> **What you have to do**:
Scan the entries below for the word "title". Copy out every line in which it occurs.

Website and app data records:
◆ ◆ ◆

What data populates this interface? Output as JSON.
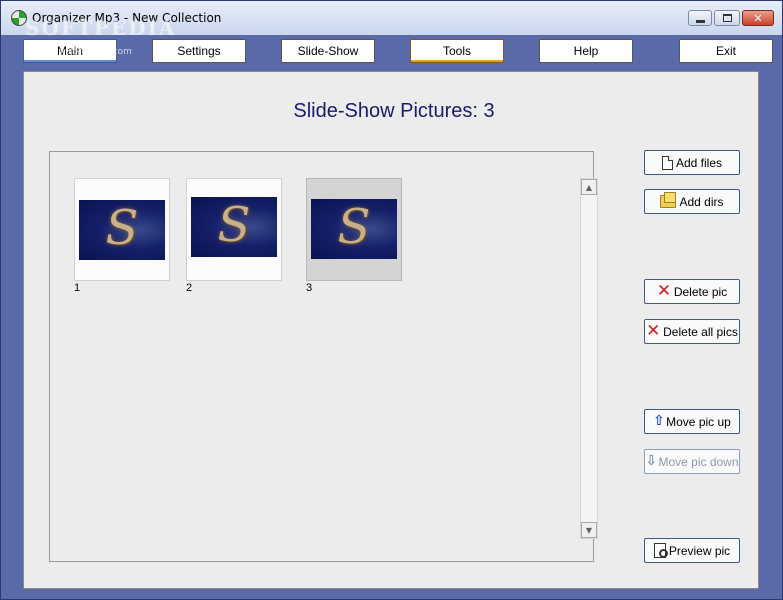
{
  "window": {
    "title": "Organizer Mp3 - New Collection",
    "watermark": "SOFTPEDIA",
    "watermark_sub": "www.softpedia.com",
    "caption_close": "✕"
  },
  "toolbar": {
    "main": "Main",
    "settings": "Settings",
    "slideshow": "Slide-Show",
    "tools": "Tools",
    "help": "Help",
    "exit": "Exit"
  },
  "panel": {
    "heading": "Slide-Show Pictures: 3"
  },
  "gallery": {
    "thumbnails": [
      {
        "label": "1",
        "glyph": "S",
        "selected": false
      },
      {
        "label": "2",
        "glyph": "S",
        "selected": false
      },
      {
        "label": "3",
        "glyph": "S",
        "selected": true
      }
    ],
    "scroll_up": "▲",
    "scroll_down": "▼"
  },
  "actions": {
    "add_files": "Add files",
    "add_dirs": "Add dirs",
    "delete_pic": "Delete pic",
    "delete_all": "Delete all pics",
    "move_up": "Move pic up",
    "move_down": "Move pic down",
    "preview": "Preview pic"
  },
  "icons": {
    "delete": "✕",
    "up": "⇧",
    "down": "⇩"
  }
}
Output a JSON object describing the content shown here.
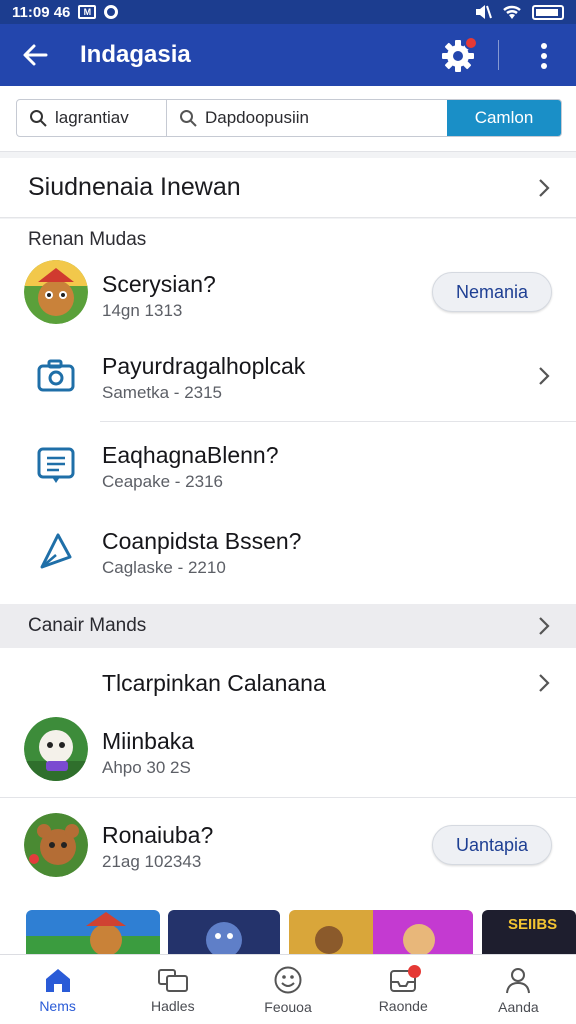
{
  "status_bar": {
    "time": "11:09 46",
    "box_glyph": "M"
  },
  "app_bar": {
    "title": "Indagasia"
  },
  "search": {
    "field1_value": "lagrantiav",
    "field2_value": "Dapdoopusiin",
    "button_label": "Camlon"
  },
  "section1": {
    "title": "Siudnenaia Inewan"
  },
  "subsection_label": "Renan Mudas",
  "rows": [
    {
      "title": "Scerysian?",
      "sub": "14gn 1313",
      "action": "Nemania"
    },
    {
      "title": "Payurdragalhoplcak",
      "sub": "Sametka - 2315"
    },
    {
      "title": "EaqhagnaBlenn?",
      "sub": "Ceapake - 2316"
    },
    {
      "title": "Coanpidsta Bssen?",
      "sub": "Caglaske - 2210"
    }
  ],
  "section2": {
    "title": "Canair Mands"
  },
  "section2_item": {
    "title": "Tlcarpinkan Calanana"
  },
  "rows2": [
    {
      "title": "Miinbaka",
      "sub": "Ahpo 30 2S"
    },
    {
      "title": "Ronaiuba?",
      "sub": "21ag 102343",
      "action": "Uantapia"
    }
  ],
  "thumb_label": "SEIIBS",
  "bottom_nav": [
    {
      "label": "Nems",
      "icon": "home-icon",
      "active": true
    },
    {
      "label": "Hadles",
      "icon": "folders-icon"
    },
    {
      "label": "Feouoa",
      "icon": "smiley-icon"
    },
    {
      "label": "Raonde",
      "icon": "inbox-icon"
    },
    {
      "label": "Aanda",
      "icon": "person-icon"
    }
  ],
  "colors": {
    "app_bar": "#2346ad",
    "status_bar": "#1c3d8f",
    "search_button": "#1a8fc7",
    "active_nav": "#2a5bd7",
    "badge": "#e53935"
  }
}
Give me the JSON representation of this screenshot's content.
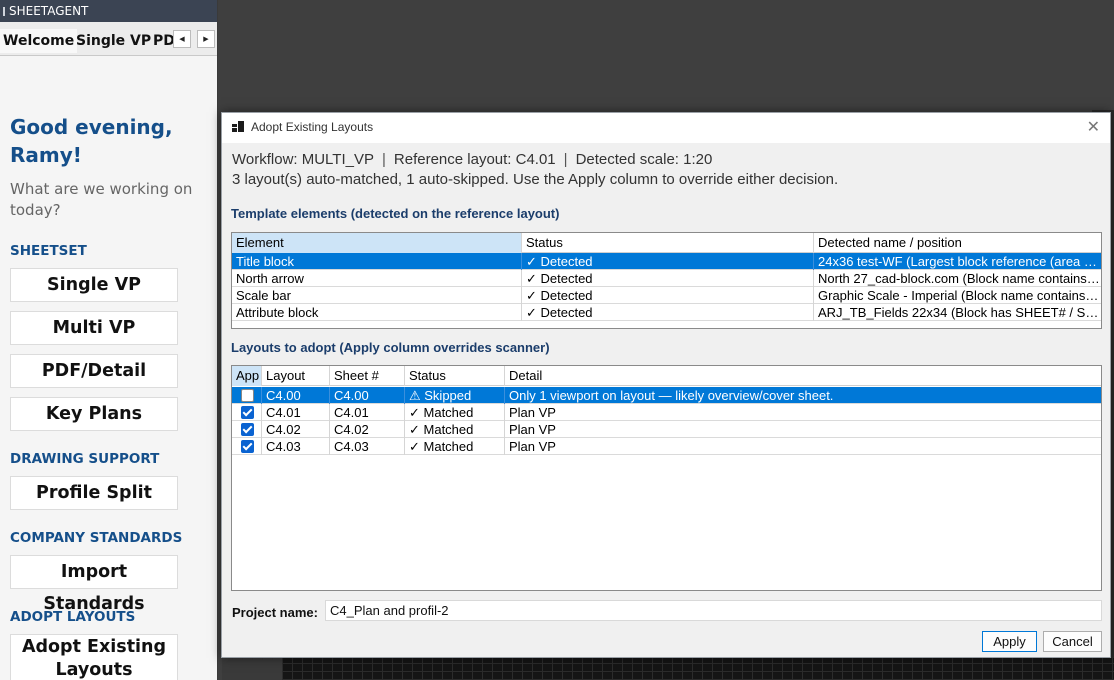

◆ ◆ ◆

> **Answer**:
    "title": "Organizer Mp3 - New Collection",
    "title": "Indagasia"
    "title": "Siudnenaia Inewan"
      "title": "Scerysian?",
      "title": "Payurdragalhoplcak",
      "title": "EaqhagnaBlenn?",
      "title": "Coanpidsta Bssen?",
    "title": "Canair Mands"
    "title": "Tlcarpinkan Calanana"
      "title": "Miinbaka",
      "title": "Ronaiuba?",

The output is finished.